The task: Images are to be dropped, and the rest of the data reproduced exactly.

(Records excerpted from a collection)
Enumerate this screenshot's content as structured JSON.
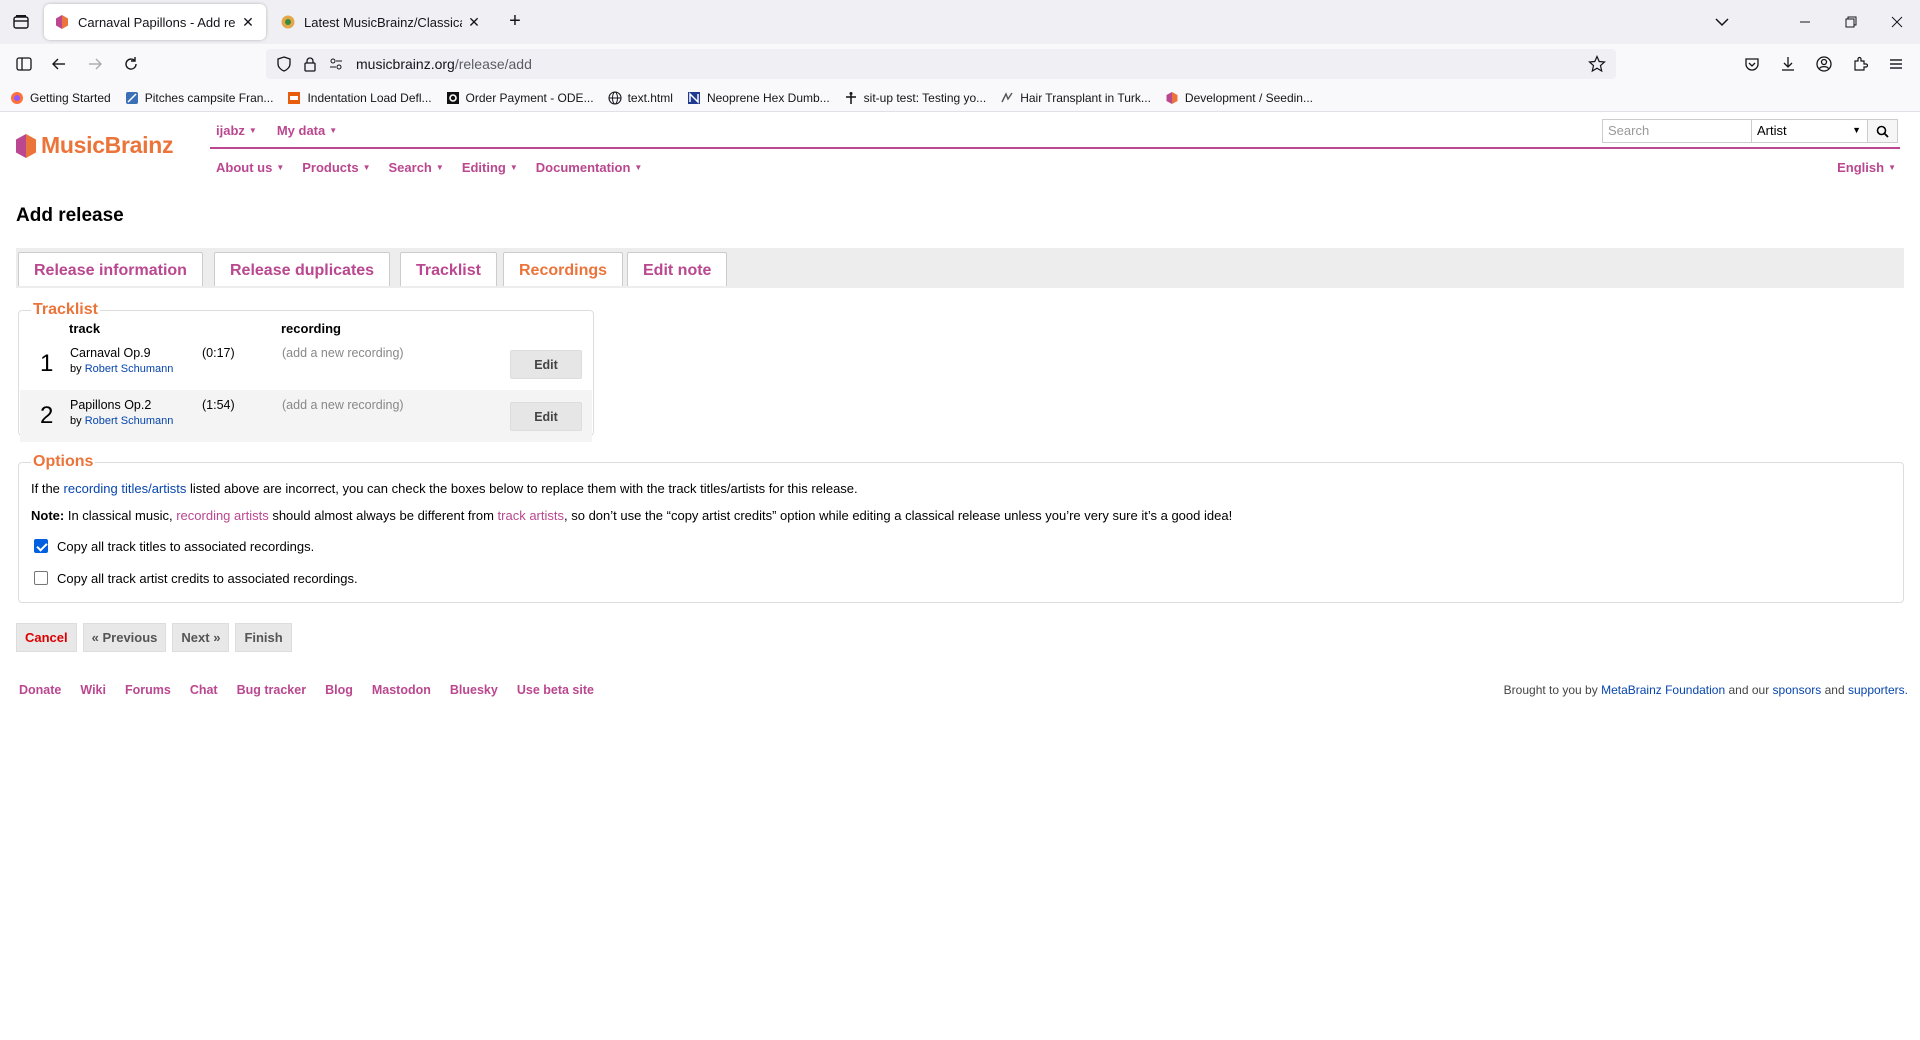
{
  "browser": {
    "tabs": [
      {
        "title": "Carnaval Papillons - Add release",
        "active": true
      },
      {
        "title": "Latest MusicBrainz/Classical top",
        "active": false
      }
    ],
    "url_host": "musicbrainz.org",
    "url_path": "/release/add",
    "bookmarks": [
      "Getting Started",
      "Pitches campsite Fran...",
      "Indentation Load Defl...",
      "Order Payment - ODE...",
      "text.html",
      "Neoprene Hex Dumb...",
      "sit-up test: Testing yo...",
      "Hair Transplant in Turk...",
      "Development / Seedin..."
    ]
  },
  "site": {
    "logo_text": "MusicBrainz",
    "user_menu": "ijabz",
    "my_data_menu": "My data",
    "search_placeholder": "Search",
    "search_type": "Artist",
    "nav": [
      "About us",
      "Products",
      "Search",
      "Editing",
      "Documentation"
    ],
    "language": "English",
    "brand_colors": {
      "purple": "#ba478f",
      "orange": "#eb743b"
    }
  },
  "page": {
    "title": "Add release",
    "tabs": [
      "Release information",
      "Release duplicates",
      "Tracklist",
      "Recordings",
      "Edit note"
    ],
    "current_tab": "Recordings"
  },
  "tracklist": {
    "legend": "Tracklist",
    "col_track": "track",
    "col_recording": "recording",
    "rows": [
      {
        "num": "1",
        "title": "Carnaval Op.9",
        "by": "by",
        "artist": "Robert Schumann",
        "length": "(0:17)",
        "recording": "(add a new recording)",
        "edit": "Edit"
      },
      {
        "num": "2",
        "title": "Papillons Op.2",
        "by": "by",
        "artist": "Robert Schumann",
        "length": "(1:54)",
        "recording": "(add a new recording)",
        "edit": "Edit"
      }
    ]
  },
  "options": {
    "legend": "Options",
    "intro_pre": "If the",
    "intro_link": "recording titles/artists",
    "intro_post": "listed above are incorrect, you can check the boxes below to replace them with the track titles/artists for this release.",
    "note_label": "Note:",
    "note_pre": "In classical music,",
    "note_link1": "recording artists",
    "note_mid": "should almost always be different from",
    "note_link2": "track artists",
    "note_post": ", so don’t use the “copy artist credits” option while editing a classical release unless you’re very sure it’s a good idea!",
    "copy_titles_label": "Copy all track titles to associated recordings.",
    "copy_titles_checked": true,
    "copy_artists_label": "Copy all track artist credits to associated recordings.",
    "copy_artists_checked": false
  },
  "wizard": {
    "cancel": "Cancel",
    "previous": "« Previous",
    "next": "Next »",
    "finish": "Finish"
  },
  "footer": {
    "links": [
      "Donate",
      "Wiki",
      "Forums",
      "Chat",
      "Bug tracker",
      "Blog",
      "Mastodon",
      "Bluesky",
      "Use beta site"
    ],
    "credit_pre": "Brought to you by",
    "credit_org": "MetaBrainz Foundation",
    "credit_mid": "and our",
    "credit_sponsors": "sponsors",
    "credit_and": "and",
    "credit_supporters": "supporters."
  }
}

Your solution:
Enumerate this screenshot's content as structured JSON.
{
  "browser": {
    "tabs": [
      {
        "title": "Carnaval Papillons - Add release",
        "active": true
      },
      {
        "title": "Latest MusicBrainz/Classical top",
        "active": false
      }
    ],
    "url_host": "musicbrainz.org",
    "url_path": "/release/add",
    "bookmarks": [
      "Getting Started",
      "Pitches campsite Fran...",
      "Indentation Load Defl...",
      "Order Payment - ODE...",
      "text.html",
      "Neoprene Hex Dumb...",
      "sit-up test: Testing yo...",
      "Hair Transplant in Turk...",
      "Development / Seedin..."
    ]
  },
  "site": {
    "logo_text": "MusicBrainz",
    "user_menu": "ijabz",
    "my_data_menu": "My data",
    "search_placeholder": "Search",
    "search_type": "Artist",
    "nav": [
      "About us",
      "Products",
      "Search",
      "Editing",
      "Documentation"
    ],
    "language": "English",
    "brand_colors": {
      "purple": "#ba478f",
      "orange": "#eb743b"
    }
  },
  "page": {
    "title": "Add release",
    "tabs": [
      "Release information",
      "Release duplicates",
      "Tracklist",
      "Recordings",
      "Edit note"
    ],
    "current_tab": "Recordings"
  },
  "tracklist": {
    "legend": "Tracklist",
    "col_track": "track",
    "col_recording": "recording",
    "rows": [
      {
        "num": "1",
        "title": "Carnaval Op.9",
        "by": "by",
        "artist": "Robert Schumann",
        "length": "(0:17)",
        "recording": "(add a new recording)",
        "edit": "Edit"
      },
      {
        "num": "2",
        "title": "Papillons Op.2",
        "by": "by",
        "artist": "Robert Schumann",
        "length": "(1:54)",
        "recording": "(add a new recording)",
        "edit": "Edit"
      }
    ]
  },
  "options": {
    "legend": "Options",
    "intro_pre": "If the",
    "intro_link": "recording titles/artists",
    "intro_post": "listed above are incorrect, you can check the boxes below to replace them with the track titles/artists for this release.",
    "note_label": "Note:",
    "note_pre": "In classical music,",
    "note_link1": "recording artists",
    "note_mid": "should almost always be different from",
    "note_link2": "track artists",
    "note_post": ", so don’t use the “copy artist credits” option while editing a classical release unless you’re very sure it’s a good idea!",
    "copy_titles_label": "Copy all track titles to associated recordings.",
    "copy_titles_checked": true,
    "copy_artists_label": "Copy all track artist credits to associated recordings.",
    "copy_artists_checked": false
  },
  "wizard": {
    "cancel": "Cancel",
    "previous": "« Previous",
    "next": "Next »",
    "finish": "Finish"
  },
  "footer": {
    "links": [
      "Donate",
      "Wiki",
      "Forums",
      "Chat",
      "Bug tracker",
      "Blog",
      "Mastodon",
      "Bluesky",
      "Use beta site"
    ],
    "credit_pre": "Brought to you by",
    "credit_org": "MetaBrainz Foundation",
    "credit_mid": "and our",
    "credit_sponsors": "sponsors",
    "credit_and": "and",
    "credit_supporters": "supporters."
  }
}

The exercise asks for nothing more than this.